_The task_: Output the records, every one, exactly as given.

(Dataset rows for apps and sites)
-----

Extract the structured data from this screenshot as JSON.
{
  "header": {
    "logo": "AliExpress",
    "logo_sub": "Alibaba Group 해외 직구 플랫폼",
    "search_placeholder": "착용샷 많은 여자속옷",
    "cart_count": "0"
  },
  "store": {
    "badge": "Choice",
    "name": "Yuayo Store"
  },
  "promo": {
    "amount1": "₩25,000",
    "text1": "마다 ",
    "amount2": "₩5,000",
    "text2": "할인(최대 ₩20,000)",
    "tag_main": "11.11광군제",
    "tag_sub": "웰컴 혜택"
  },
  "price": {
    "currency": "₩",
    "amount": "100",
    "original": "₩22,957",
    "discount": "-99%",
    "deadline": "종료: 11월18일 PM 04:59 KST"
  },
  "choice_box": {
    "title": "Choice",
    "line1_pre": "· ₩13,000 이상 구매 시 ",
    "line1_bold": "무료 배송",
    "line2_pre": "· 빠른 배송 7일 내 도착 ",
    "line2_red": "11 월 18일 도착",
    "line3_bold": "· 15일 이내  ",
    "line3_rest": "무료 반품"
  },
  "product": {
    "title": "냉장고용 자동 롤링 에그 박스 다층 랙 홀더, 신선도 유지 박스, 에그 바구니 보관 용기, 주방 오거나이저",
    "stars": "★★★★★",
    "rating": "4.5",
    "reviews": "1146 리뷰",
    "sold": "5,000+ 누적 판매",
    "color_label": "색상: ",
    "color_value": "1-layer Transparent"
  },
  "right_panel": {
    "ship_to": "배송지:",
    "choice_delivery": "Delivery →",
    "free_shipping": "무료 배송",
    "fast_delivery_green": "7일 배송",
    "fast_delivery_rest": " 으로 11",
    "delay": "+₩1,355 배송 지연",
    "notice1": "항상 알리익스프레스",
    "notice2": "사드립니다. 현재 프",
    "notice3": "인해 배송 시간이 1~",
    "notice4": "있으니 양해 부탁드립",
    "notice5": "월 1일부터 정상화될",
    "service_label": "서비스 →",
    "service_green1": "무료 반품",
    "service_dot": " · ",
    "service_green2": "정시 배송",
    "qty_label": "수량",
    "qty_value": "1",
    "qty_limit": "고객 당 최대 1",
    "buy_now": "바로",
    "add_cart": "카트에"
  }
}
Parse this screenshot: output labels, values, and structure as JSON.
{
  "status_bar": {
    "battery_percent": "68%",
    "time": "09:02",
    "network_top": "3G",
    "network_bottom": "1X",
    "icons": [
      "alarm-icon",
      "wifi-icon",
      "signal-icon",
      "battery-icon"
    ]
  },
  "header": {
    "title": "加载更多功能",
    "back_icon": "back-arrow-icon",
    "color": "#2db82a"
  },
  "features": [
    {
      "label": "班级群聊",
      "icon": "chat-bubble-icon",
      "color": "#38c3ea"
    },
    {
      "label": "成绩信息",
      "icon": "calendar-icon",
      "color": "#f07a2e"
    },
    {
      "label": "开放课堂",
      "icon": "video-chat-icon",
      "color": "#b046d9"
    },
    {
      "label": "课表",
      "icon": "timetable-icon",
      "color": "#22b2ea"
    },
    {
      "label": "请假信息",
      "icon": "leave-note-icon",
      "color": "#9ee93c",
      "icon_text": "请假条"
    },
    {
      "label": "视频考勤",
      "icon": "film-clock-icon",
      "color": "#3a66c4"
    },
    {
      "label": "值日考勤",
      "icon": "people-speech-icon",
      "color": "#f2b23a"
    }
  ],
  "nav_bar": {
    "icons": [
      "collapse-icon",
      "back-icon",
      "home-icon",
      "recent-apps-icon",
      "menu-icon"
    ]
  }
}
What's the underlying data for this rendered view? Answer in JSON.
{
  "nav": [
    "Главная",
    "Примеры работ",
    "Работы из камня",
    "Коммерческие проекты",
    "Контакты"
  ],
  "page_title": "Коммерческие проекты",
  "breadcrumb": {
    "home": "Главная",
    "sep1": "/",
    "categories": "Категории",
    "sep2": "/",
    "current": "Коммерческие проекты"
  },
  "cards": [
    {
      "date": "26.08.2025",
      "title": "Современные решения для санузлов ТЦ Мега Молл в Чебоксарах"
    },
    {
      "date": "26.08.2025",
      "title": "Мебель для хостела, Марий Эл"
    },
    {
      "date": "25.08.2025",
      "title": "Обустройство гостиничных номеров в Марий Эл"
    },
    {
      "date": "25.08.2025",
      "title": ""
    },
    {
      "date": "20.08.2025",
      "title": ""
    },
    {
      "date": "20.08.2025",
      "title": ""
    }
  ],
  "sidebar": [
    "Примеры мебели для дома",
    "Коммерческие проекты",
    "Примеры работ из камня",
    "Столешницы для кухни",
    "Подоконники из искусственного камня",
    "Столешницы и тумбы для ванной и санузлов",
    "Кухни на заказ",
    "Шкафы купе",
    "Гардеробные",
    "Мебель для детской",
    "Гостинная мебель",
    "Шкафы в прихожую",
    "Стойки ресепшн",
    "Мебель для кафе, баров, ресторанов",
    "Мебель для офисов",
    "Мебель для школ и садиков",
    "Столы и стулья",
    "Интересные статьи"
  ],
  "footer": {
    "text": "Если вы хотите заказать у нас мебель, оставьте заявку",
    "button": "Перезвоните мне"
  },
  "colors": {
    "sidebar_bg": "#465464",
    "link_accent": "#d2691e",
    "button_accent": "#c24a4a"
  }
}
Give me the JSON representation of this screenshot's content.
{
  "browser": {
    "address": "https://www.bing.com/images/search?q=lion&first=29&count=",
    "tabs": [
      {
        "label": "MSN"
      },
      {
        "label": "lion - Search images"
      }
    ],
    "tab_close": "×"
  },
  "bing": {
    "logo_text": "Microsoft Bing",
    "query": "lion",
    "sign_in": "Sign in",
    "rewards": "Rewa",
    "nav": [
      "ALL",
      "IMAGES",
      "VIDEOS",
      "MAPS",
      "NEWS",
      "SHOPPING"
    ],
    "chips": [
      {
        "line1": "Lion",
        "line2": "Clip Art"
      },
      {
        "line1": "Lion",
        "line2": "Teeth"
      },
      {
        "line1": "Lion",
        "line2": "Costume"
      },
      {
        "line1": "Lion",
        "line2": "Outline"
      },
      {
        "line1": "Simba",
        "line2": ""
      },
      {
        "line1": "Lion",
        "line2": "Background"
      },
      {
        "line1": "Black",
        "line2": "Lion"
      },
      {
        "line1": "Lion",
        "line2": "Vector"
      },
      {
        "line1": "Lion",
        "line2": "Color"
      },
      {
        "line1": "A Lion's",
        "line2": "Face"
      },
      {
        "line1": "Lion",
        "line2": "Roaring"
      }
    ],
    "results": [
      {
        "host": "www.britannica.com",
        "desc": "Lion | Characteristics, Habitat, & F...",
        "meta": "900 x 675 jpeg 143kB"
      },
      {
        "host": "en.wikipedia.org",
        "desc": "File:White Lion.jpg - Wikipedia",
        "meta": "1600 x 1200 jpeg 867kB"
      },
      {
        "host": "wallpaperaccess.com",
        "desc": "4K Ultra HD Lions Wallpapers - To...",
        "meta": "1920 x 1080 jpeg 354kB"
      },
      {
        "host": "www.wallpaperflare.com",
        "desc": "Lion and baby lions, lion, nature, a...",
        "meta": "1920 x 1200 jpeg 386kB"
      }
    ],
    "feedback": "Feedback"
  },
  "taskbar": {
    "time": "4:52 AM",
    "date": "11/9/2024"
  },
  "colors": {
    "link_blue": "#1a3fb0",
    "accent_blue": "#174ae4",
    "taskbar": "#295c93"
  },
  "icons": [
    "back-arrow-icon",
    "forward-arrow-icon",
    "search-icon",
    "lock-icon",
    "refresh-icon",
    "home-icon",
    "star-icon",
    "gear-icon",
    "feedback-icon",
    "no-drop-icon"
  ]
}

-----

_Task result_:
Extract the structured data from this screenshot as JSON.
{
  "header": {
    "logo": "AliExpress",
    "logo_sub": "Alibaba Group 해외 직구 플랫폼",
    "search_placeholder": "착용샷 많은 여자속옷",
    "cart_count": "0"
  },
  "store": {
    "badge": "Choice",
    "name": "Yuayo Store"
  },
  "promo": {
    "amount1": "₩25,000",
    "text1": "마다 ",
    "amount2": "₩5,000",
    "text2": "할인(최대 ₩20,000)",
    "tag_main": "11.11광군제",
    "tag_sub": "웰컴 혜택"
  },
  "price": {
    "currency": "₩",
    "amount": "100",
    "original": "₩22,957",
    "discount": "-99%",
    "deadline": "종료: 11월18일 PM 04:59 KST"
  },
  "choice_box": {
    "title": "Choice",
    "line1_pre": "· ₩13,000 이상 구매 시 ",
    "line1_bold": "무료 배송",
    "line2_pre": "· 빠른 배송 7일 내 도착 ",
    "line2_red": "11 월 18일 도착",
    "line3_bold": "· 15일 이내  ",
    "line3_rest": "무료 반품"
  },
  "product": {
    "title": "냉장고용 자동 롤링 에그 박스 다층 랙 홀더, 신선도 유지 박스, 에그 바구니 보관 용기, 주방 오거나이저",
    "stars": "★★★★★",
    "rating": "4.5",
    "reviews": "1146 리뷰",
    "sold": "5,000+ 누적 판매",
    "color_label": "색상: ",
    "color_value": "1-layer Transparent"
  },
  "right_panel": {
    "ship_to": "배송지:",
    "choice_delivery": "Delivery →",
    "free_shipping": "무료 배송",
    "fast_delivery_green": "7일 배송",
    "fast_delivery_rest": " 으로 11",
    "delay": "+₩1,355 배송 지연",
    "notice1": "항상 알리익스프레스",
    "notice2": "사드립니다. 현재 프",
    "notice3": "인해 배송 시간이 1~",
    "notice4": "있으니 양해 부탁드립",
    "notice5": "월 1일부터 정상화될",
    "service_label": "서비스 →",
    "service_green1": "무료 반품",
    "service_dot": " · ",
    "service_green2": "정시 배송",
    "qty_label": "수량",
    "qty_value": "1",
    "qty_limit": "고객 당 최대 1",
    "buy_now": "바로",
    "add_cart": "카트에"
  }
}
Parse this screenshot: output labels, values, and structure as JSON.
{
  "status_bar": {
    "battery_percent": "68%",
    "time": "09:02",
    "network_top": "3G",
    "network_bottom": "1X",
    "icons": [
      "alarm-icon",
      "wifi-icon",
      "signal-icon",
      "battery-icon"
    ]
  },
  "header": {
    "title": "加载更多功能",
    "back_icon": "back-arrow-icon",
    "color": "#2db82a"
  },
  "features": [
    {
      "label": "班级群聊",
      "icon": "chat-bubble-icon",
      "color": "#38c3ea"
    },
    {
      "label": "成绩信息",
      "icon": "calendar-icon",
      "color": "#f07a2e"
    },
    {
      "label": "开放课堂",
      "icon": "video-chat-icon",
      "color": "#b046d9"
    },
    {
      "label": "课表",
      "icon": "timetable-icon",
      "color": "#22b2ea"
    },
    {
      "label": "请假信息",
      "icon": "leave-note-icon",
      "color": "#9ee93c",
      "icon_text": "请假条"
    },
    {
      "label": "视频考勤",
      "icon": "film-clock-icon",
      "color": "#3a66c4"
    },
    {
      "label": "值日考勤",
      "icon": "people-speech-icon",
      "color": "#f2b23a"
    }
  ],
  "nav_bar": {
    "icons": [
      "collapse-icon",
      "back-icon",
      "home-icon",
      "recent-apps-icon",
      "menu-icon"
    ]
  }
}
What's the underlying data for this rendered view? Answer in JSON.
{
  "nav": [
    "Главная",
    "Примеры работ",
    "Работы из камня",
    "Коммерческие проекты",
    "Контакты"
  ],
  "page_title": "Коммерческие проекты",
  "breadcrumb": {
    "home": "Главная",
    "sep1": "/",
    "categories": "Категории",
    "sep2": "/",
    "current": "Коммерческие проекты"
  },
  "cards": [
    {
      "date": "26.08.2025",
      "title": "Современные решения для санузлов ТЦ Мега Молл в Чебоксарах"
    },
    {
      "date": "26.08.2025",
      "title": "Мебель для хостела, Марий Эл"
    },
    {
      "date": "25.08.2025",
      "title": "Обустройство гостиничных номеров в Марий Эл"
    },
    {
      "date": "25.08.2025",
      "title": ""
    },
    {
      "date": "20.08.2025",
      "title": ""
    },
    {
      "date": "20.08.2025",
      "title": ""
    }
  ],
  "sidebar": [
    "Примеры мебели для дома",
    "Коммерческие проекты",
    "Примеры работ из камня",
    "Столешницы для кухни",
    "Подоконники из искусственного камня",
    "Столешницы и тумбы для ванной и санузлов",
    "Кухни на заказ",
    "Шкафы купе",
    "Гардеробные",
    "Мебель для детской",
    "Гостинная мебель",
    "Шкафы в прихожую",
    "Стойки ресепшн",
    "Мебель для кафе, баров, ресторанов",
    "Мебель для офисов",
    "Мебель для школ и садиков",
    "Столы и стулья",
    "Интересные статьи"
  ],
  "footer": {
    "text": "Если вы хотите заказать у нас мебель, оставьте заявку",
    "button": "Перезвоните мне"
  },
  "colors": {
    "sidebar_bg": "#465464",
    "link_accent": "#d2691e",
    "button_accent": "#c24a4a"
  }
}
Give me the JSON representation of this screenshot's content.
{
  "browser": {
    "address": "https://www.bing.com/images/search?q=lion&first=29&count=",
    "tabs": [
      {
        "label": "MSN"
      },
      {
        "label": "lion - Search images"
      }
    ],
    "tab_close": "×"
  },
  "bing": {
    "logo_text": "Microsoft Bing",
    "query": "lion",
    "sign_in": "Sign in",
    "rewards": "Rewa",
    "nav": [
      "ALL",
      "IMAGES",
      "VIDEOS",
      "MAPS",
      "NEWS",
      "SHOPPING"
    ],
    "chips": [
      {
        "line1": "Lion",
        "line2": "Clip Art"
      },
      {
        "line1": "Lion",
        "line2": "Teeth"
      },
      {
        "line1": "Lion",
        "line2": "Costume"
      },
      {
        "line1": "Lion",
        "line2": "Outline"
      },
      {
        "line1": "Simba",
        "line2": ""
      },
      {
        "line1": "Lion",
        "line2": "Background"
      },
      {
        "line1": "Black",
        "line2": "Lion"
      },
      {
        "line1": "Lion",
        "line2": "Vector"
      },
      {
        "line1": "Lion",
        "line2": "Color"
      },
      {
        "line1": "A Lion's",
        "line2": "Face"
      },
      {
        "line1": "Lion",
        "line2": "Roaring"
      }
    ],
    "results": [
      {
        "host": "www.britannica.com",
        "desc": "Lion | Characteristics, Habitat, & F...",
        "meta": "900 x 675 jpeg 143kB"
      },
      {
        "host": "en.wikipedia.org",
        "desc": "File:White Lion.jpg - Wikipedia",
        "meta": "1600 x 1200 jpeg 867kB"
      },
      {
        "host": "wallpaperaccess.com",
        "desc": "4K Ultra HD Lions Wallpapers - To...",
        "meta": "1920 x 1080 jpeg 354kB"
      },
      {
        "host": "www.wallpaperflare.com",
        "desc": "Lion and baby lions, lion, nature, a...",
        "meta": "1920 x 1200 jpeg 386kB"
      }
    ],
    "feedback": "Feedback"
  },
  "taskbar": {
    "time": "4:52 AM",
    "date": "11/9/2024"
  },
  "colors": {
    "link_blue": "#1a3fb0",
    "accent_blue": "#174ae4",
    "taskbar": "#295c93"
  },
  "icons": [
    "back-arrow-icon",
    "forward-arrow-icon",
    "search-icon",
    "lock-icon",
    "refresh-icon",
    "home-icon",
    "star-icon",
    "gear-icon",
    "feedback-icon",
    "no-drop-icon"
  ]
}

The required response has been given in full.